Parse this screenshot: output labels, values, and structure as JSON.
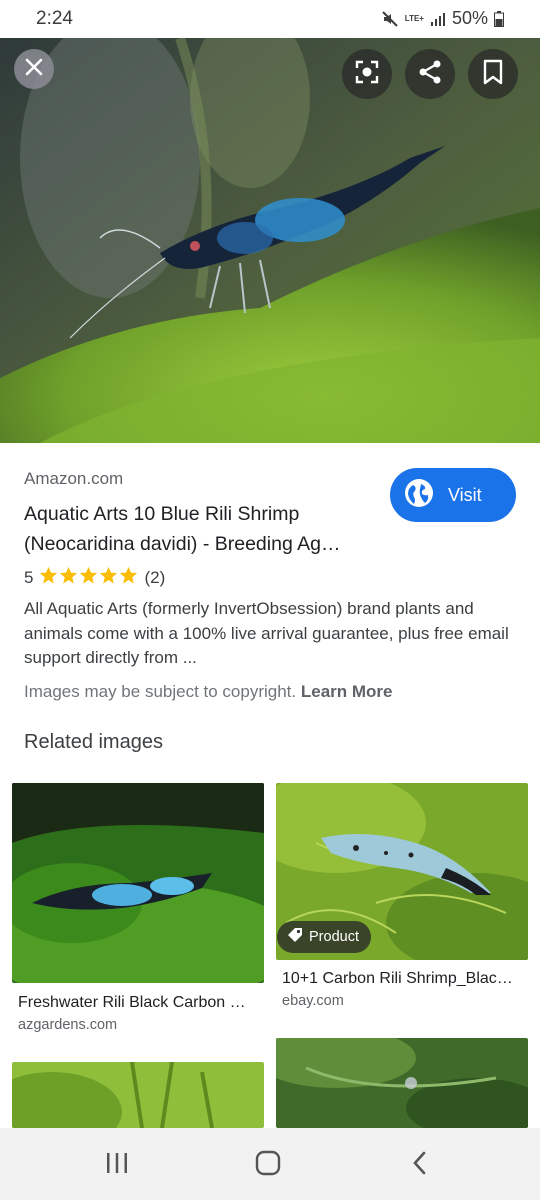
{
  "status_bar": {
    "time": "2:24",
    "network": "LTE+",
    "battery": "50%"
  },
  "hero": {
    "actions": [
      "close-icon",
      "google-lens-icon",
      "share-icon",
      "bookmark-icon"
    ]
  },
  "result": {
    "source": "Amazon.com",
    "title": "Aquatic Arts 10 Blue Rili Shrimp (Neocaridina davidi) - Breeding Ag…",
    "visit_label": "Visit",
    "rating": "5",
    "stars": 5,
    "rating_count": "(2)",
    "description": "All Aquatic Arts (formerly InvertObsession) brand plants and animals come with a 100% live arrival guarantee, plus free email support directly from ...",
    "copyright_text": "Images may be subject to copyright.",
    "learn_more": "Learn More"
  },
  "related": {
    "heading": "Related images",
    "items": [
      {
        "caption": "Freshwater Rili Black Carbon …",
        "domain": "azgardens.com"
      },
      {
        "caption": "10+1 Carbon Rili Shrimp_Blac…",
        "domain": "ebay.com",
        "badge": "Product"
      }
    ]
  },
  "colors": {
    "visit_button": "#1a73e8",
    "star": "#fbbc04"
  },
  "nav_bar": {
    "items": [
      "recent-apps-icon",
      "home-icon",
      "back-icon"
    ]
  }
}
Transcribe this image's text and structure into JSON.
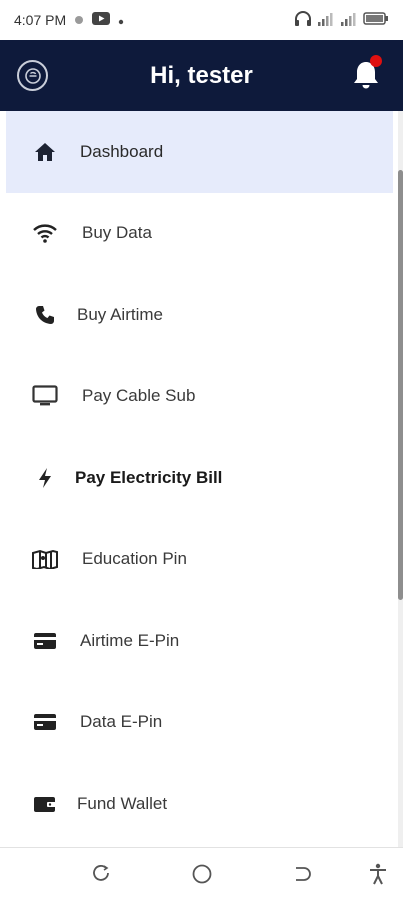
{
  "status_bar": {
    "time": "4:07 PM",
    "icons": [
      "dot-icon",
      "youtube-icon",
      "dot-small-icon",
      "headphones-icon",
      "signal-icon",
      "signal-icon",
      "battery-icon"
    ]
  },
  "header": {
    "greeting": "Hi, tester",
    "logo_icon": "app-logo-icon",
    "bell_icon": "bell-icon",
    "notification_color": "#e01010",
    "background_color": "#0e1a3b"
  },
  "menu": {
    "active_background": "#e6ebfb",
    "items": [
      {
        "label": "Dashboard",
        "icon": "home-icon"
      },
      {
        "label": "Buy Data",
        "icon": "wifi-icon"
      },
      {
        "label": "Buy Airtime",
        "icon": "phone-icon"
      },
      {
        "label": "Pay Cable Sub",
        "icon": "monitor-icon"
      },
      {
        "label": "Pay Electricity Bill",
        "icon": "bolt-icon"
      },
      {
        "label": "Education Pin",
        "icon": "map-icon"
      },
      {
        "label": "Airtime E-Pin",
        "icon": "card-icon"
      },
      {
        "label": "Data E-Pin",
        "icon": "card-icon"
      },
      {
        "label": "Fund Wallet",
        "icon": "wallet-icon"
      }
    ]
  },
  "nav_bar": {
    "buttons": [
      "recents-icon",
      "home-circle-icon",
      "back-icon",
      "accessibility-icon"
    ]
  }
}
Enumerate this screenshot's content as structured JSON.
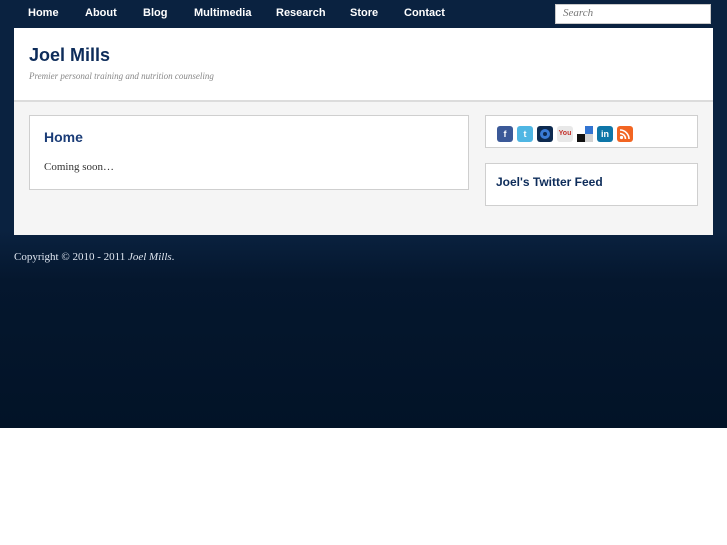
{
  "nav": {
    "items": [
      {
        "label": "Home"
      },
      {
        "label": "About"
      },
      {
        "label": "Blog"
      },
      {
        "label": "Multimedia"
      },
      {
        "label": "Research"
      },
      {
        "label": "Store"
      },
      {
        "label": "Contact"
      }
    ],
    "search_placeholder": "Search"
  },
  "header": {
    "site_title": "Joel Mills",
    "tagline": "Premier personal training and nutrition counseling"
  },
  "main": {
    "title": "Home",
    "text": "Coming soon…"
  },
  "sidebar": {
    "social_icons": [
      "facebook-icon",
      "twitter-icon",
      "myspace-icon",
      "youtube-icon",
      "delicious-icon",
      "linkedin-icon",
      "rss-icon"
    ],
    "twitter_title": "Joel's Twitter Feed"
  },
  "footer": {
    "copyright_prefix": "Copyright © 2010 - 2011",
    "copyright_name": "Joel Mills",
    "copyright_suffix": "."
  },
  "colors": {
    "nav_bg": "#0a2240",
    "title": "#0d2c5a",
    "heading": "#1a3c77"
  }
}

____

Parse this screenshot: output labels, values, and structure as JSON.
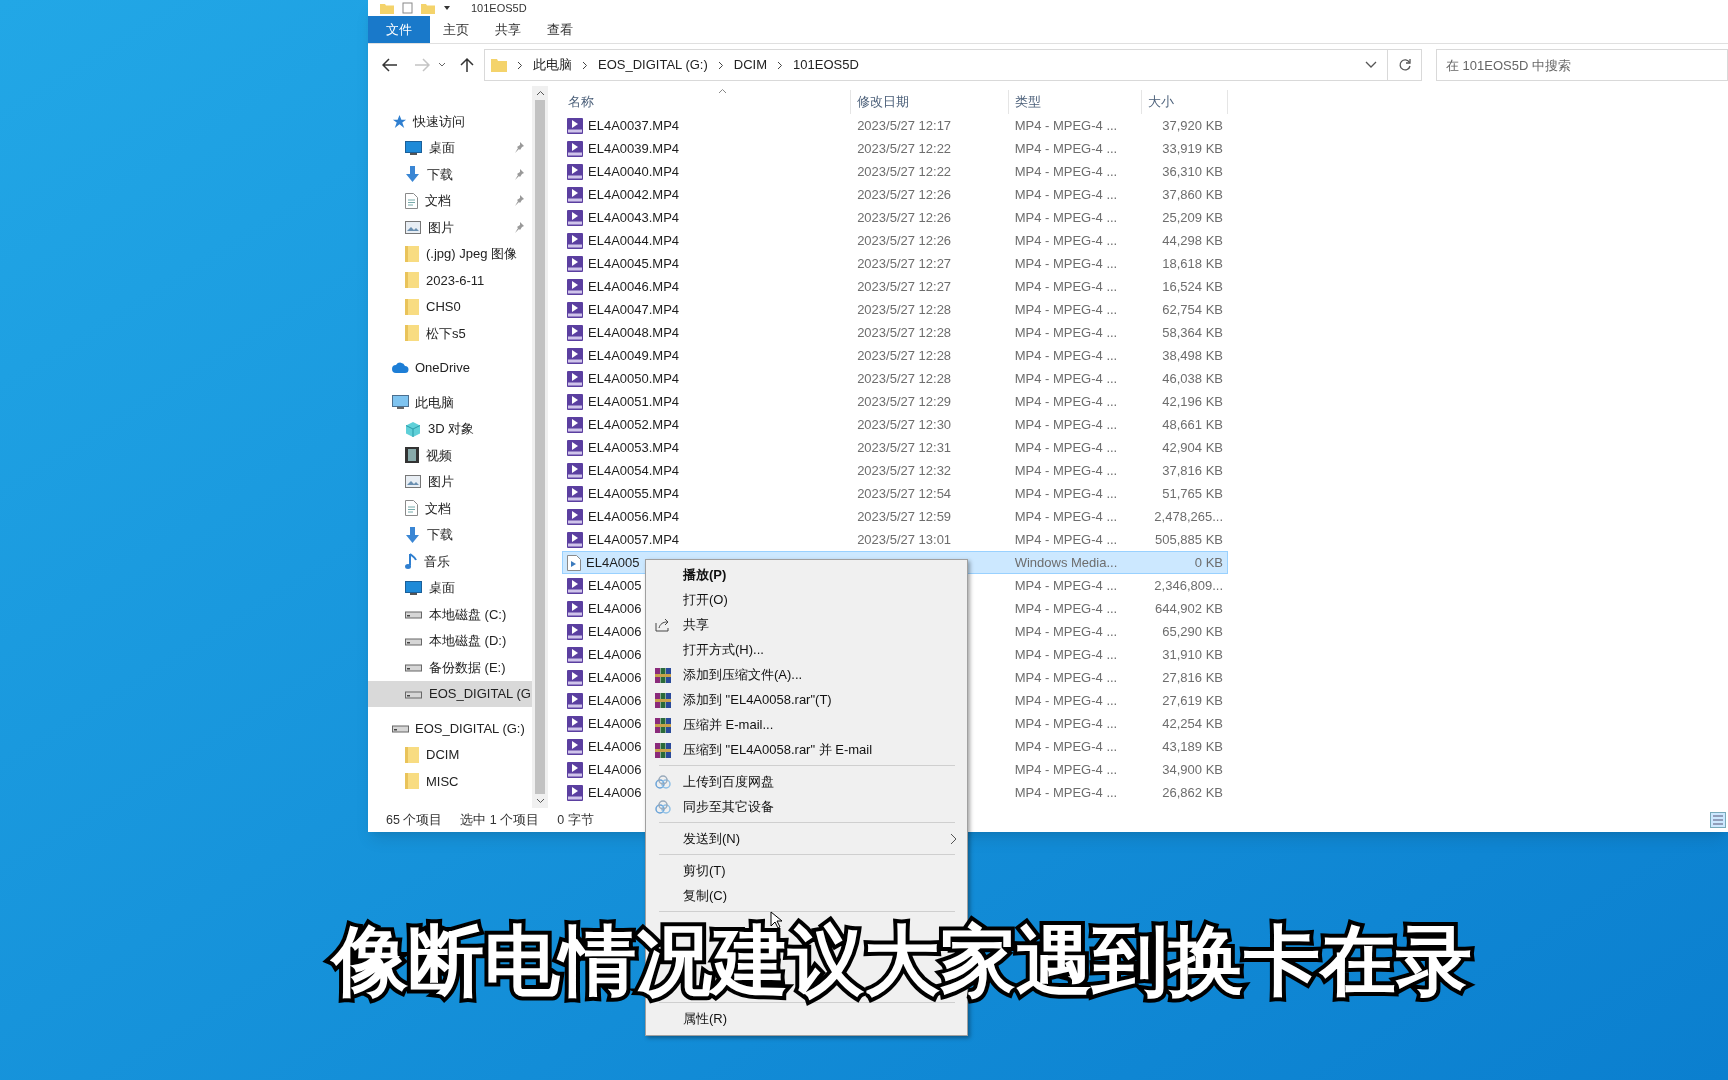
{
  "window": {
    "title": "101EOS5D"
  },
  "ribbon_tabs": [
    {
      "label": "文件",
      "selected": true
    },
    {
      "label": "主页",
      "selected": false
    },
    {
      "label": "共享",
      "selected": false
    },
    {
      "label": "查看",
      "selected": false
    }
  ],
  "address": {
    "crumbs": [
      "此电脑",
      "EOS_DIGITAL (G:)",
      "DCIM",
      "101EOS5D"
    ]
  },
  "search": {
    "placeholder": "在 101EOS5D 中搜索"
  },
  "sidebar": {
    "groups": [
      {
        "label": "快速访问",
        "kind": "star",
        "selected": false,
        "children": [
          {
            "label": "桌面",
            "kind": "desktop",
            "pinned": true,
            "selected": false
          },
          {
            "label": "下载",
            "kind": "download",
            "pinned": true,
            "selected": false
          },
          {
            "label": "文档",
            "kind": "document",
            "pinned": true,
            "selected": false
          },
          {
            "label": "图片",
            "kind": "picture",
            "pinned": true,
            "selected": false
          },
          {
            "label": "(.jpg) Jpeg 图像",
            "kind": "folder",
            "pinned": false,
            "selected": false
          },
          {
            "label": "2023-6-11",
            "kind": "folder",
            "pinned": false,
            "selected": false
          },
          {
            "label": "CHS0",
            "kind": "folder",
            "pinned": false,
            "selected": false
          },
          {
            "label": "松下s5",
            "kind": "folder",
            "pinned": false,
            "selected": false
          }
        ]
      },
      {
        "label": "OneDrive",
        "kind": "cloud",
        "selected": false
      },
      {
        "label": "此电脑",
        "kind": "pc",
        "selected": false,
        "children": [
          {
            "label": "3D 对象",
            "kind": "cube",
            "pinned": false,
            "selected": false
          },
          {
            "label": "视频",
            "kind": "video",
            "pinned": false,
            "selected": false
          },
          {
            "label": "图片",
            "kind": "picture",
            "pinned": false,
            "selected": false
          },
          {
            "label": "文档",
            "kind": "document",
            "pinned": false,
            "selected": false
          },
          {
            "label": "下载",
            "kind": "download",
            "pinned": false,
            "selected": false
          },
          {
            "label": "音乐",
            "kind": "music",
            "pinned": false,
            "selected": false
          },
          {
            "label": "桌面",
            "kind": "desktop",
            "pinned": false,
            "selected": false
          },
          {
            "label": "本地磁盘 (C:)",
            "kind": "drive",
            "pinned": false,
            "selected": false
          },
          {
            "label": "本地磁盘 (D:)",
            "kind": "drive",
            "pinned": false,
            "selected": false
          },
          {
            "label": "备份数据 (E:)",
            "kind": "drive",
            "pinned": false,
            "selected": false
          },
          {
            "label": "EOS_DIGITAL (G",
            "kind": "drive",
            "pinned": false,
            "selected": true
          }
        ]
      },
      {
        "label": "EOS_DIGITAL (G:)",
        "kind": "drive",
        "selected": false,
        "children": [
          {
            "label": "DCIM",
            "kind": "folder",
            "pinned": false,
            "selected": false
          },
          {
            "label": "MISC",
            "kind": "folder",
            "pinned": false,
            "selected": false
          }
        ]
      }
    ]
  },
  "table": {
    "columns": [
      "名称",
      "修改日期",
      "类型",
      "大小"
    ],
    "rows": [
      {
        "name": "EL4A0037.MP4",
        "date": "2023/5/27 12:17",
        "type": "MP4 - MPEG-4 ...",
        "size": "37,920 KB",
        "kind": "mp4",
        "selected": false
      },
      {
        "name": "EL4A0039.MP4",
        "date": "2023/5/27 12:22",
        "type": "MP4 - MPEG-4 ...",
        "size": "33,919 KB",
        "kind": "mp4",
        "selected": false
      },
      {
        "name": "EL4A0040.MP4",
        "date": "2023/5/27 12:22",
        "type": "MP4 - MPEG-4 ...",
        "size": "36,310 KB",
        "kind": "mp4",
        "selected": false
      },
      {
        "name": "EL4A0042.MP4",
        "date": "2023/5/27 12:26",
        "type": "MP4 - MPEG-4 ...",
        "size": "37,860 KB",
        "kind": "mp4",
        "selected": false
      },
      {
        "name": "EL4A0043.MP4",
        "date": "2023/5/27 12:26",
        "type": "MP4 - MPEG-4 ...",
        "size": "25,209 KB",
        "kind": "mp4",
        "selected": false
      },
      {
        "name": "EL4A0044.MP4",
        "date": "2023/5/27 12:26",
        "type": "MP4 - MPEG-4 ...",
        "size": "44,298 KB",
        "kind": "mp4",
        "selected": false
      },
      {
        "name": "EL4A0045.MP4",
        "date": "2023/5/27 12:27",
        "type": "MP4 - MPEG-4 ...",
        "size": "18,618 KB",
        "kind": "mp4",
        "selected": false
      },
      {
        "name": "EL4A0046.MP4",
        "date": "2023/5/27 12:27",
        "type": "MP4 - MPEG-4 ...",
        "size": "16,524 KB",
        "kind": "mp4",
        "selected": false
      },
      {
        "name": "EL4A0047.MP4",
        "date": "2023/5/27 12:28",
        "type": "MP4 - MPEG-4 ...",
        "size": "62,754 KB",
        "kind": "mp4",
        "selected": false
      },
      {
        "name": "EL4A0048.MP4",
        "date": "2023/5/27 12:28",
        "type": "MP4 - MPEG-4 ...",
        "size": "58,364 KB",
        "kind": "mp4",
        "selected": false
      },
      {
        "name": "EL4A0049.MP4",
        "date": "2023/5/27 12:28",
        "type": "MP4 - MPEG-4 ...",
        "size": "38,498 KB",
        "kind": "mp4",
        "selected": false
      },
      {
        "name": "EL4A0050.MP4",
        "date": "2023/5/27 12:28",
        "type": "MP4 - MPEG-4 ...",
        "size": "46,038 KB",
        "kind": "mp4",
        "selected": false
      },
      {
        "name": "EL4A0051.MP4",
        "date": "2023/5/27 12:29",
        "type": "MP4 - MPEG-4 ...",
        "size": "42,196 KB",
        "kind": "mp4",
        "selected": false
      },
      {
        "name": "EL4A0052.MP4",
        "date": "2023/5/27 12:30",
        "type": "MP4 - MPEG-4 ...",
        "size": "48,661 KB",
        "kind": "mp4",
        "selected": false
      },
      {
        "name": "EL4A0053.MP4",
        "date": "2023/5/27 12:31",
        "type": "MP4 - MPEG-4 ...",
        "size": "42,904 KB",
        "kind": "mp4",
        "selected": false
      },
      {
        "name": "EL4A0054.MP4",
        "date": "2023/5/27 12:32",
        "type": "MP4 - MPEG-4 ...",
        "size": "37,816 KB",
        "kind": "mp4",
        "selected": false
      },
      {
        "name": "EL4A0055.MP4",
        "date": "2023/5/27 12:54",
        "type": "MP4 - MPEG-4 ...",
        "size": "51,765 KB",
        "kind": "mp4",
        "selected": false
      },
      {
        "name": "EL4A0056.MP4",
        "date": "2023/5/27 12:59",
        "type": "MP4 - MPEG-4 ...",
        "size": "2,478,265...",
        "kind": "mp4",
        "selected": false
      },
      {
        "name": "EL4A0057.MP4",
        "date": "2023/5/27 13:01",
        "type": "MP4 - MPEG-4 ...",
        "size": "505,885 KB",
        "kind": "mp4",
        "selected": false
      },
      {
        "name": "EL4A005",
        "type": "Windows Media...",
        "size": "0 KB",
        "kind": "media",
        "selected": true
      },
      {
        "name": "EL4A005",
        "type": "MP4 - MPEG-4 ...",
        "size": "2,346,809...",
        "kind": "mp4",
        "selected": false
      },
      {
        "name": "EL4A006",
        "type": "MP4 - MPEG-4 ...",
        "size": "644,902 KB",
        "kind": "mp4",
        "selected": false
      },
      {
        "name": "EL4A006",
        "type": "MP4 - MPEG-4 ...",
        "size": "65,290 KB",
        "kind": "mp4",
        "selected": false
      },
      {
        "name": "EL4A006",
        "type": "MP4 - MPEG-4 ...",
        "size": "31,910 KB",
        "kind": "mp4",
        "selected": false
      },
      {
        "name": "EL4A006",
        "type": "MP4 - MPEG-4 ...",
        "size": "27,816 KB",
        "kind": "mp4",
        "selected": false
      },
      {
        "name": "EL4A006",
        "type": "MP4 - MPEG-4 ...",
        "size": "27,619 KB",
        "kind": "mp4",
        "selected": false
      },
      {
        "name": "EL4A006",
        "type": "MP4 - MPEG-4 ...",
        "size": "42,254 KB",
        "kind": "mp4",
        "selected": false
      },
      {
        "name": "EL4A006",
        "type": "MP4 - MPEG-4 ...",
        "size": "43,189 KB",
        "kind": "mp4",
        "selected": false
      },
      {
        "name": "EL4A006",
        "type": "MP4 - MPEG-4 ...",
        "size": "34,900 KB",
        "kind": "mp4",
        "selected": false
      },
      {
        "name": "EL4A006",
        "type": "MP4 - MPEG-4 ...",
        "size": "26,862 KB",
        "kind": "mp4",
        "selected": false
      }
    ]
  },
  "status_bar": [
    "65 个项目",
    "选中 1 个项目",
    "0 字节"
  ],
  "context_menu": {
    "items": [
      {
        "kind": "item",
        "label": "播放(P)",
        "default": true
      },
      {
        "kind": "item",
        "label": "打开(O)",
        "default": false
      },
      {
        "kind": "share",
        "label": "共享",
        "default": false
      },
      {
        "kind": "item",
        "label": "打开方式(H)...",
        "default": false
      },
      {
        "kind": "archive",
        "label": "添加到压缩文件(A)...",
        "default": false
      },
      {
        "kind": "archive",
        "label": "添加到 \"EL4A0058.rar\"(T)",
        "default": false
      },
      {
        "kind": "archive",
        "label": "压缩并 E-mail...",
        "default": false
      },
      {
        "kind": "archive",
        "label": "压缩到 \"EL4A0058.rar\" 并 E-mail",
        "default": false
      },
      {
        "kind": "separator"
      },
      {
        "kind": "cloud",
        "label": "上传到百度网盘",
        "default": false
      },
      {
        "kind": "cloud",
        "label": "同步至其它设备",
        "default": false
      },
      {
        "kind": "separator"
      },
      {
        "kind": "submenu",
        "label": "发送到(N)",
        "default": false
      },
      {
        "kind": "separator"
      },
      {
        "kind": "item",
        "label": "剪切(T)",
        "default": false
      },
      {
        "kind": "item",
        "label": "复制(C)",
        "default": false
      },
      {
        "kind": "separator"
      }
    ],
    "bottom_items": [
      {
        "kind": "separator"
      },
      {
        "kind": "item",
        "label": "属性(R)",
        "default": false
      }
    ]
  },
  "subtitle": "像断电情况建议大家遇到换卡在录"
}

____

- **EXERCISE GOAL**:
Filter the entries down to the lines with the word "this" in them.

- **RESPONSE**:
Parse this screenshot: output labels, values, and structure as JSON.
Transcribe this image's text and structure into JSON.
Enumerate this screenshot's content as structured JSON.
Parse this screenshot: output labels, values, and structure as JSON.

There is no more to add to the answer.